• BRIEF:
Every record must be retyped as it stands.

• DATASET:
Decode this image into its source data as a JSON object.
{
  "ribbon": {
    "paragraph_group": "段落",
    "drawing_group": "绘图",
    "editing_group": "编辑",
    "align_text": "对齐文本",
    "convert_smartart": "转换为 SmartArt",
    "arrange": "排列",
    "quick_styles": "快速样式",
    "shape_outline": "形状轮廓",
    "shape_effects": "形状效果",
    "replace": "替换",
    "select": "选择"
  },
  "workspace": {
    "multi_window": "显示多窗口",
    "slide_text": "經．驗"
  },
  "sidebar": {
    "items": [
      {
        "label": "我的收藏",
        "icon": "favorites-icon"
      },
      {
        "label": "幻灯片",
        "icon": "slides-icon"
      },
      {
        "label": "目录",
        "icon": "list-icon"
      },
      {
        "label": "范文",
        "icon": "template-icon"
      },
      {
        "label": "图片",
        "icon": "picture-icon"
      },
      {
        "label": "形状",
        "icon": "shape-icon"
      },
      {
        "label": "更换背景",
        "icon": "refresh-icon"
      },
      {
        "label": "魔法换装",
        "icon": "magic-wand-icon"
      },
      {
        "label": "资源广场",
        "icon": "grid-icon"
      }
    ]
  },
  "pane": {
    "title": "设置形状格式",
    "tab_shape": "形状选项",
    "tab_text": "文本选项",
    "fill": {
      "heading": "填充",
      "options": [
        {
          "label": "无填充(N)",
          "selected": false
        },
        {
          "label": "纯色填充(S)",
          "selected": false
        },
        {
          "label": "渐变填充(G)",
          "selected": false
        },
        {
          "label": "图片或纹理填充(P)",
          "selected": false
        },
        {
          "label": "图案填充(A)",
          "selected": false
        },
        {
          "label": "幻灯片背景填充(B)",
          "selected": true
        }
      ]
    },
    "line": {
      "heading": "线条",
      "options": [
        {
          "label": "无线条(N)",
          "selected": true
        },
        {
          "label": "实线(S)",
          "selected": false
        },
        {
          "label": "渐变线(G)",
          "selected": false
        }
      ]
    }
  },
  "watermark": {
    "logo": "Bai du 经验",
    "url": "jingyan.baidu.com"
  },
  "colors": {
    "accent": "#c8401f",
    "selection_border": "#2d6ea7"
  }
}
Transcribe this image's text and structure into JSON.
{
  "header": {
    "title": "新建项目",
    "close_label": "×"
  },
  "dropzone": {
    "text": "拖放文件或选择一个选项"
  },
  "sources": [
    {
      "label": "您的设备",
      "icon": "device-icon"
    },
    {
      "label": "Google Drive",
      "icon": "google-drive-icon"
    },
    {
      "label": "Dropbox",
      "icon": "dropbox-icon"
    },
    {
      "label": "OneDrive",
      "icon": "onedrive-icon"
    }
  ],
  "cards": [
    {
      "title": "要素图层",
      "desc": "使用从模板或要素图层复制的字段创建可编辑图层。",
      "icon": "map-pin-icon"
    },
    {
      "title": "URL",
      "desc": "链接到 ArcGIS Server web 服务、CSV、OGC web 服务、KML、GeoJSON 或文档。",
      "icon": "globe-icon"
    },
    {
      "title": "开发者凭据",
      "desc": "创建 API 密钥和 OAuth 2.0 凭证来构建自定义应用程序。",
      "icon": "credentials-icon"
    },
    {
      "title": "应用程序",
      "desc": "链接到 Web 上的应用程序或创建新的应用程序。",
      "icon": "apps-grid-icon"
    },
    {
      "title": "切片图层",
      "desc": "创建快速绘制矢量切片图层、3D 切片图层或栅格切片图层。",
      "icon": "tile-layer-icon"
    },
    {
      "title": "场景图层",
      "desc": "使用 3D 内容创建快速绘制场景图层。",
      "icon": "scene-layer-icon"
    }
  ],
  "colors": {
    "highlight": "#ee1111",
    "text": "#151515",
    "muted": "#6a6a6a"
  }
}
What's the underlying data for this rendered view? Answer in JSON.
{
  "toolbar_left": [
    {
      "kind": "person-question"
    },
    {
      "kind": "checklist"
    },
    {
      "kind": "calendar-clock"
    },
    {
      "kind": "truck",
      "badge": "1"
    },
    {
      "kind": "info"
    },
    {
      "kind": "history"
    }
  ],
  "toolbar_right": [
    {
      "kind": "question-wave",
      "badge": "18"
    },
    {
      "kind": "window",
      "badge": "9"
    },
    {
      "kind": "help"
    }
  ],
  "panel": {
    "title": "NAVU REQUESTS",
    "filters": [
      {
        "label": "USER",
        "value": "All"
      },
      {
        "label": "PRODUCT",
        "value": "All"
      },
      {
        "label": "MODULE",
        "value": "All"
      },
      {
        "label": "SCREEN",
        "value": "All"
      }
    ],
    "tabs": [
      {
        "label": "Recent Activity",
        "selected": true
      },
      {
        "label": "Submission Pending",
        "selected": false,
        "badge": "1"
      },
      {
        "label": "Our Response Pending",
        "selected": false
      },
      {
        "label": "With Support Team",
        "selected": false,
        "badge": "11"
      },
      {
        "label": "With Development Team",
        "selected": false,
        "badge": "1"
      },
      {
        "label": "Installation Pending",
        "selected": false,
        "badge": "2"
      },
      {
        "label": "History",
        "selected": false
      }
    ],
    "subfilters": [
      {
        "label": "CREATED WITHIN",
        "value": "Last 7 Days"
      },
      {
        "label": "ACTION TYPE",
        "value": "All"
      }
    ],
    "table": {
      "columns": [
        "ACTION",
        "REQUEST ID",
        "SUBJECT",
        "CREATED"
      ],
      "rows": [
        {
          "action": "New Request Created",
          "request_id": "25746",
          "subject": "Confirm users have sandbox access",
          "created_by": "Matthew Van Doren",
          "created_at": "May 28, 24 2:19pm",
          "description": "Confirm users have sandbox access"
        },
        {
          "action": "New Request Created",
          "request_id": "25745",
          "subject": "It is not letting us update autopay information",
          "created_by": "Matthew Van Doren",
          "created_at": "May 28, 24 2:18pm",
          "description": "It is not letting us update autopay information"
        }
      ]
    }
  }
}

• ANSWER TO THIS TASK:
Decode this image into its source data as a JSON object.
{
  "ribbon": {
    "paragraph_group": "段落",
    "drawing_group": "绘图",
    "editing_group": "编辑",
    "align_text": "对齐文本",
    "convert_smartart": "转换为 SmartArt",
    "arrange": "排列",
    "quick_styles": "快速样式",
    "shape_outline": "形状轮廓",
    "shape_effects": "形状效果",
    "replace": "替换",
    "select": "选择"
  },
  "workspace": {
    "multi_window": "显示多窗口",
    "slide_text": "經．驗"
  },
  "sidebar": {
    "items": [
      {
        "label": "我的收藏",
        "icon": "favorites-icon"
      },
      {
        "label": "幻灯片",
        "icon": "slides-icon"
      },
      {
        "label": "目录",
        "icon": "list-icon"
      },
      {
        "label": "范文",
        "icon": "template-icon"
      },
      {
        "label": "图片",
        "icon": "picture-icon"
      },
      {
        "label": "形状",
        "icon": "shape-icon"
      },
      {
        "label": "更换背景",
        "icon": "refresh-icon"
      },
      {
        "label": "魔法换装",
        "icon": "magic-wand-icon"
      },
      {
        "label": "资源广场",
        "icon": "grid-icon"
      }
    ]
  },
  "pane": {
    "title": "设置形状格式",
    "tab_shape": "形状选项",
    "tab_text": "文本选项",
    "fill": {
      "heading": "填充",
      "options": [
        {
          "label": "无填充(N)",
          "selected": false
        },
        {
          "label": "纯色填充(S)",
          "selected": false
        },
        {
          "label": "渐变填充(G)",
          "selected": false
        },
        {
          "label": "图片或纹理填充(P)",
          "selected": false
        },
        {
          "label": "图案填充(A)",
          "selected": false
        },
        {
          "label": "幻灯片背景填充(B)",
          "selected": true
        }
      ]
    },
    "line": {
      "heading": "线条",
      "options": [
        {
          "label": "无线条(N)",
          "selected": true
        },
        {
          "label": "实线(S)",
          "selected": false
        },
        {
          "label": "渐变线(G)",
          "selected": false
        }
      ]
    }
  },
  "watermark": {
    "logo": "Bai du 经验",
    "url": "jingyan.baidu.com"
  },
  "colors": {
    "accent": "#c8401f",
    "selection_border": "#2d6ea7"
  }
}
Transcribe this image's text and structure into JSON.
{
  "header": {
    "title": "新建项目",
    "close_label": "×"
  },
  "dropzone": {
    "text": "拖放文件或选择一个选项"
  },
  "sources": [
    {
      "label": "您的设备",
      "icon": "device-icon"
    },
    {
      "label": "Google Drive",
      "icon": "google-drive-icon"
    },
    {
      "label": "Dropbox",
      "icon": "dropbox-icon"
    },
    {
      "label": "OneDrive",
      "icon": "onedrive-icon"
    }
  ],
  "cards": [
    {
      "title": "要素图层",
      "desc": "使用从模板或要素图层复制的字段创建可编辑图层。",
      "icon": "map-pin-icon"
    },
    {
      "title": "URL",
      "desc": "链接到 ArcGIS Server web 服务、CSV、OGC web 服务、KML、GeoJSON 或文档。",
      "icon": "globe-icon"
    },
    {
      "title": "开发者凭据",
      "desc": "创建 API 密钥和 OAuth 2.0 凭证来构建自定义应用程序。",
      "icon": "credentials-icon"
    },
    {
      "title": "应用程序",
      "desc": "链接到 Web 上的应用程序或创建新的应用程序。",
      "icon": "apps-grid-icon"
    },
    {
      "title": "切片图层",
      "desc": "创建快速绘制矢量切片图层、3D 切片图层或栅格切片图层。",
      "icon": "tile-layer-icon"
    },
    {
      "title": "场景图层",
      "desc": "使用 3D 内容创建快速绘制场景图层。",
      "icon": "scene-layer-icon"
    }
  ],
  "colors": {
    "highlight": "#ee1111",
    "text": "#151515",
    "muted": "#6a6a6a"
  }
}
What's the underlying data for this rendered view? Answer in JSON.
{
  "toolbar_left": [
    {
      "kind": "person-question"
    },
    {
      "kind": "checklist"
    },
    {
      "kind": "calendar-clock"
    },
    {
      "kind": "truck",
      "badge": "1"
    },
    {
      "kind": "info"
    },
    {
      "kind": "history"
    }
  ],
  "toolbar_right": [
    {
      "kind": "question-wave",
      "badge": "18"
    },
    {
      "kind": "window",
      "badge": "9"
    },
    {
      "kind": "help"
    }
  ],
  "panel": {
    "title": "NAVU REQUESTS",
    "filters": [
      {
        "label": "USER",
        "value": "All"
      },
      {
        "label": "PRODUCT",
        "value": "All"
      },
      {
        "label": "MODULE",
        "value": "All"
      },
      {
        "label": "SCREEN",
        "value": "All"
      }
    ],
    "tabs": [
      {
        "label": "Recent Activity",
        "selected": true
      },
      {
        "label": "Submission Pending",
        "selected": false,
        "badge": "1"
      },
      {
        "label": "Our Response Pending",
        "selected": false
      },
      {
        "label": "With Support Team",
        "selected": false,
        "badge": "11"
      },
      {
        "label": "With Development Team",
        "selected": false,
        "badge": "1"
      },
      {
        "label": "Installation Pending",
        "selected": false,
        "badge": "2"
      },
      {
        "label": "History",
        "selected": false
      }
    ],
    "subfilters": [
      {
        "label": "CREATED WITHIN",
        "value": "Last 7 Days"
      },
      {
        "label": "ACTION TYPE",
        "value": "All"
      }
    ],
    "table": {
      "columns": [
        "ACTION",
        "REQUEST ID",
        "SUBJECT",
        "CREATED"
      ],
      "rows": [
        {
          "action": "New Request Created",
          "request_id": "25746",
          "subject": "Confirm users have sandbox access",
          "created_by": "Matthew Van Doren",
          "created_at": "May 28, 24 2:19pm",
          "description": "Confirm users have sandbox access"
        },
        {
          "action": "New Request Created",
          "request_id": "25745",
          "subject": "It is not letting us update autopay information",
          "created_by": "Matthew Van Doren",
          "created_at": "May 28, 24 2:18pm",
          "description": "It is not letting us update autopay information"
        }
      ]
    }
  }
}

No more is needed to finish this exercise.